• DATASET ENTRIES
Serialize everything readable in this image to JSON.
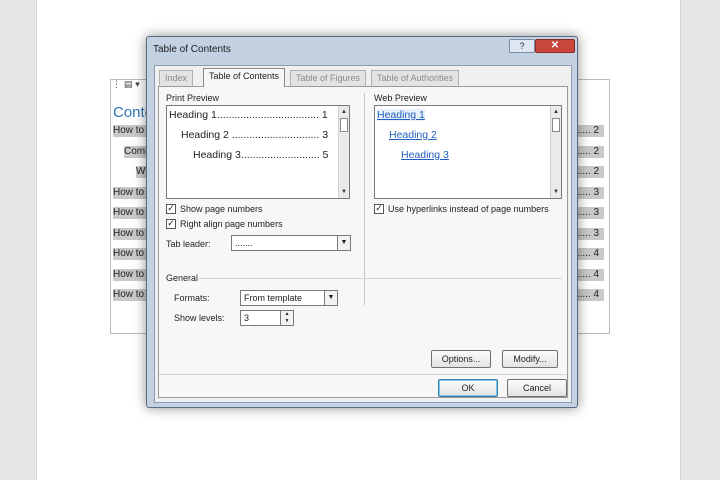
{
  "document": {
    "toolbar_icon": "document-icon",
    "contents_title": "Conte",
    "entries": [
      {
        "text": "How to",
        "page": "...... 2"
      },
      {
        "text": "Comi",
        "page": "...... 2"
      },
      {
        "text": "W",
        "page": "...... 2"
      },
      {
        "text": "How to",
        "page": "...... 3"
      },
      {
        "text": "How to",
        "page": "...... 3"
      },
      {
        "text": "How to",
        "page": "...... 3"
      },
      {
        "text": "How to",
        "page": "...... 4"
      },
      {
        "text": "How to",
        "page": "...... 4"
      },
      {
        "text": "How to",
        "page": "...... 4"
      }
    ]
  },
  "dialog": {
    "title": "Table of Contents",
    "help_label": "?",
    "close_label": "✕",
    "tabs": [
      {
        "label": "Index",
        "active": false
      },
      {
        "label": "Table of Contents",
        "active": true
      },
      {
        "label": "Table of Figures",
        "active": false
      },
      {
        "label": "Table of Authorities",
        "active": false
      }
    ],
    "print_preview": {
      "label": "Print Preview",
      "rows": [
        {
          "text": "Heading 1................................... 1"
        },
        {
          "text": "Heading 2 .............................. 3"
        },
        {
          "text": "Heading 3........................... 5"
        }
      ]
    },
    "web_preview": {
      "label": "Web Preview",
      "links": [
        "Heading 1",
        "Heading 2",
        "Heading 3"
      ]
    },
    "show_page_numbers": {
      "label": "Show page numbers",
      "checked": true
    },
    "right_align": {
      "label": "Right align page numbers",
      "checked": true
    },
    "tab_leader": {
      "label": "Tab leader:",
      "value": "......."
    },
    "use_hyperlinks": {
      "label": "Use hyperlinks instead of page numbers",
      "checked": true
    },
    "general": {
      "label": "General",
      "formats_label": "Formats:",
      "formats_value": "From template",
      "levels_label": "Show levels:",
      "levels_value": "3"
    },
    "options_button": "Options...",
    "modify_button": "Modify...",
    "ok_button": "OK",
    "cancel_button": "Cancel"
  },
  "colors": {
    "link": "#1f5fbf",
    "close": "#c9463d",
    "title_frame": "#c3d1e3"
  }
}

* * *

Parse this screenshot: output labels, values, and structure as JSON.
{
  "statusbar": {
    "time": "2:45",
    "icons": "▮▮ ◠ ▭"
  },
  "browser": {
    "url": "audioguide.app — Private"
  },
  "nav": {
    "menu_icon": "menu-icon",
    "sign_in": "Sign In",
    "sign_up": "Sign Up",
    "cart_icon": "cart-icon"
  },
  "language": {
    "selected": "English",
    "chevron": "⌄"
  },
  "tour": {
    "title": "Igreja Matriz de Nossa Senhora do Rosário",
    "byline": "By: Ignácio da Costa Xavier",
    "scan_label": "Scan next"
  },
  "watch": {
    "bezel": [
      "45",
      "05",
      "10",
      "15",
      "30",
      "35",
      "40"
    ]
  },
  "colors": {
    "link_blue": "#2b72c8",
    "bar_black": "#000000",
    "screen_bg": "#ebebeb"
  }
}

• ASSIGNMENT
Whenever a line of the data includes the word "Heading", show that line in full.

• SOLUTION TO THE PROBLEM
          "text": "Heading 1................................... 1"
          "text": "Heading 2 .............................. 3"
          "text": "Heading 3........................... 5"
        "Heading 1",
        "Heading 2",
        "Heading 3"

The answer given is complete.